I come from a family where everyone assumes a role in the kitchen. My brother mans the grill, you can usually find me elbow deep in sugar and butter, my father makes a mean Bolognese sauce, and my mother is one of those cooks who can whip up something delicious with whatever is in the fridge.

But there was one Hanukkah a few years ago where no matter what we did, dinner was bound for disaster.

My mother and I were busy preparing for our annual Hanukkah party, peeling potatoes for latkes, making the horseradish and crème fraiche dressing, maybe some homemade applesauce. Every year we make my great-grandmother’s brisket (her secret ingredient is cream of mushroom soup; only Campbell’s will suffice).

But when my mother took out the meat, we looked at each other and thought, can we really make a Jewish brisket out of corned beef?
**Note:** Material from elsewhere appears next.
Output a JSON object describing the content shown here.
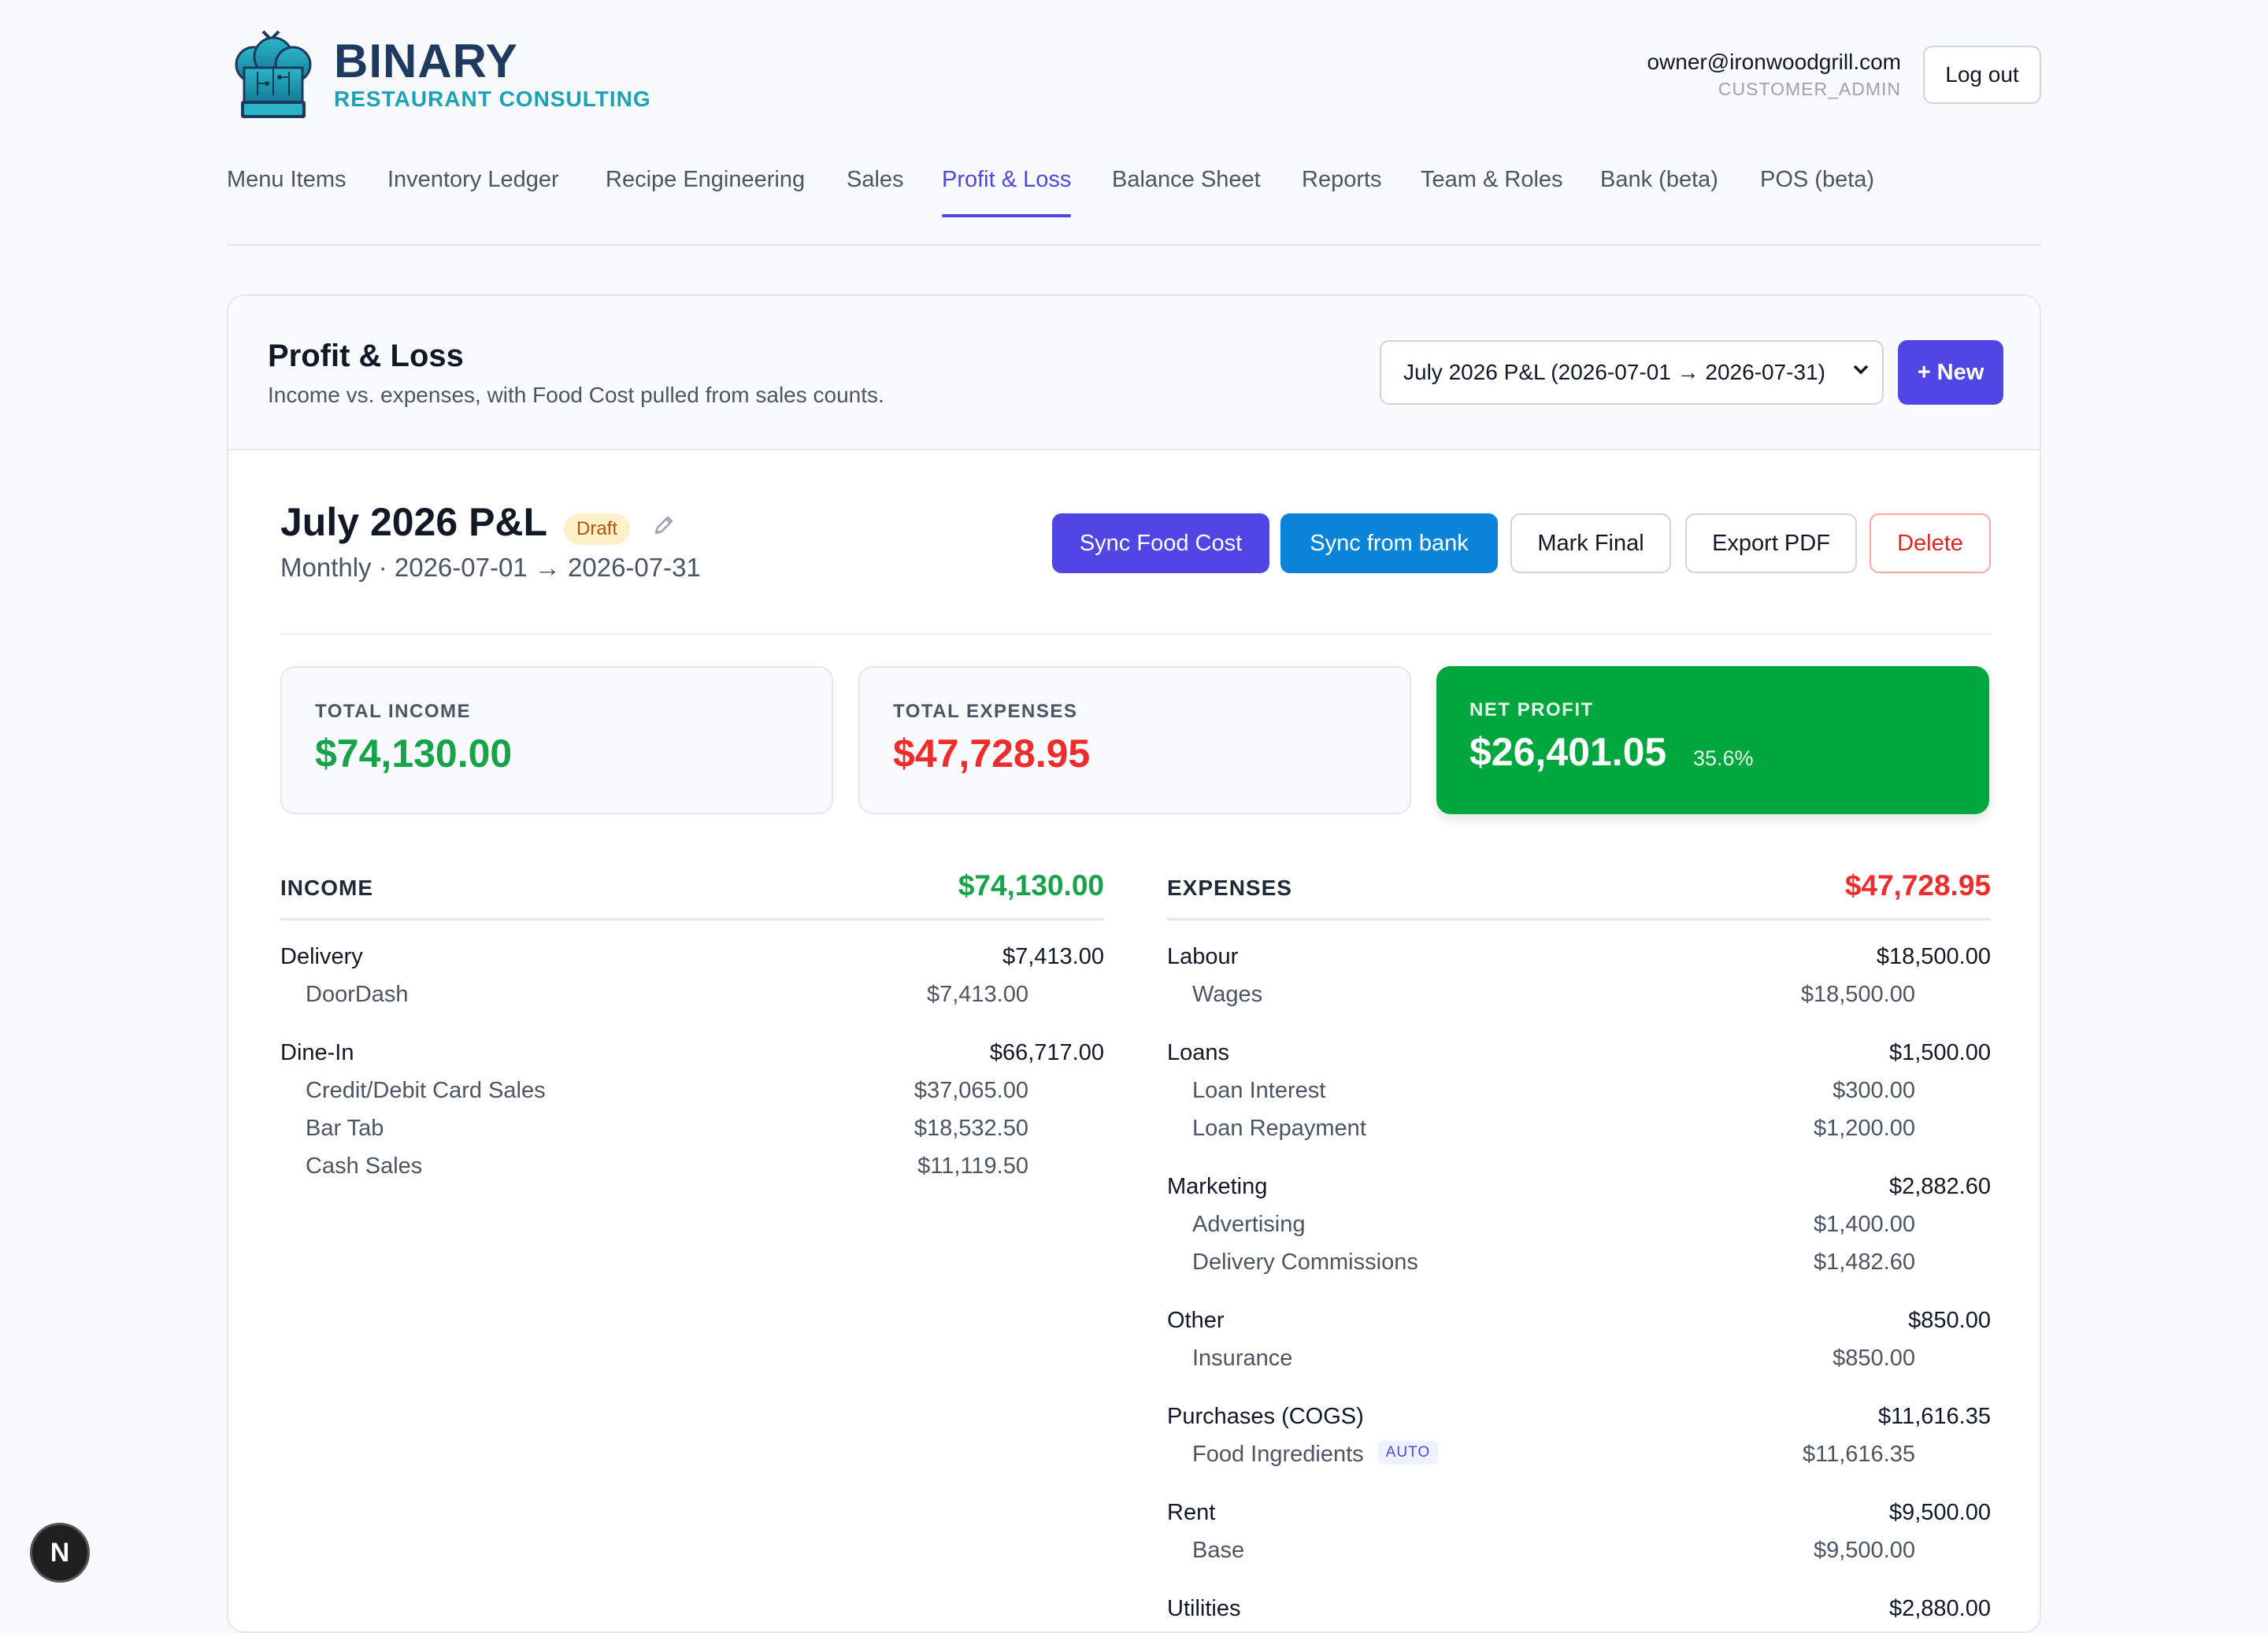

As it turns out, you can’t; we had bought the wrong kind of meat.

Corned beef is the same cut of meat traditionally used, but instead of melt-in-your mouth brisket, it was a mouthful of salt. There was no hope for this brined beef; no Campbell’s cream of mushroom soup could save it. With 15 people on their way over for dinner, we had potato latkes and sides but no main dish. So we did what any New York city Jewish family would do in a time of crisis: we ordered Chinese takeout.

Tradition is a funny thing; we hold tightly to it and when it suddenly goes up in smoke we feel disoriented. I missed my brisket that year, but there was always next year, I reminded myself.

Besides, we had other traditions to fall back on. At our house eight nights of Hanukkah didn’t mean eight nights of presents, but it did mean eight nights of family time; we had art supplies, cozy pajamas, music, chocolate — a bowlful of chocolate gelt close at hand.

My favorite part of Hanukkah has always been lighting the candles. For me moving the shamash from one candle to another is like lighting birthday candles; it generates the same excitement and awe in the power of light.

Freshman year at college was my first Hanukkah away from home and I had no menorah. I remember feeling nostalgic for the tree-shaped candle holder that needed to be polished and stripped of old wax every year before it could take its place on the windowsill at my mother’s apartment, and the falling apart but traditional holder I had watched candles tumble from so many times at my father’s house.

I was working at an environmental nonprofit at the time, and one of my Jewish coworkers asked me about my holiday plans. I said I had none. The next day, a menorah and box of candles were waiting for me on my desk. The menorah was nothing elaborate, just a slab of wood with holes in it, but the excitement was the same as I lit my candles that night and for the rest of the week. My cherished tradition had been restored.

Now as I begin my first winter on the Vineyard and Hanukkah begins, I have a new menorah. I’ll light my candles and create a little piece of home with them, and enjoy that brief moment when everything else in your life disappears and you are able to celebrate something as simple as the gift of light.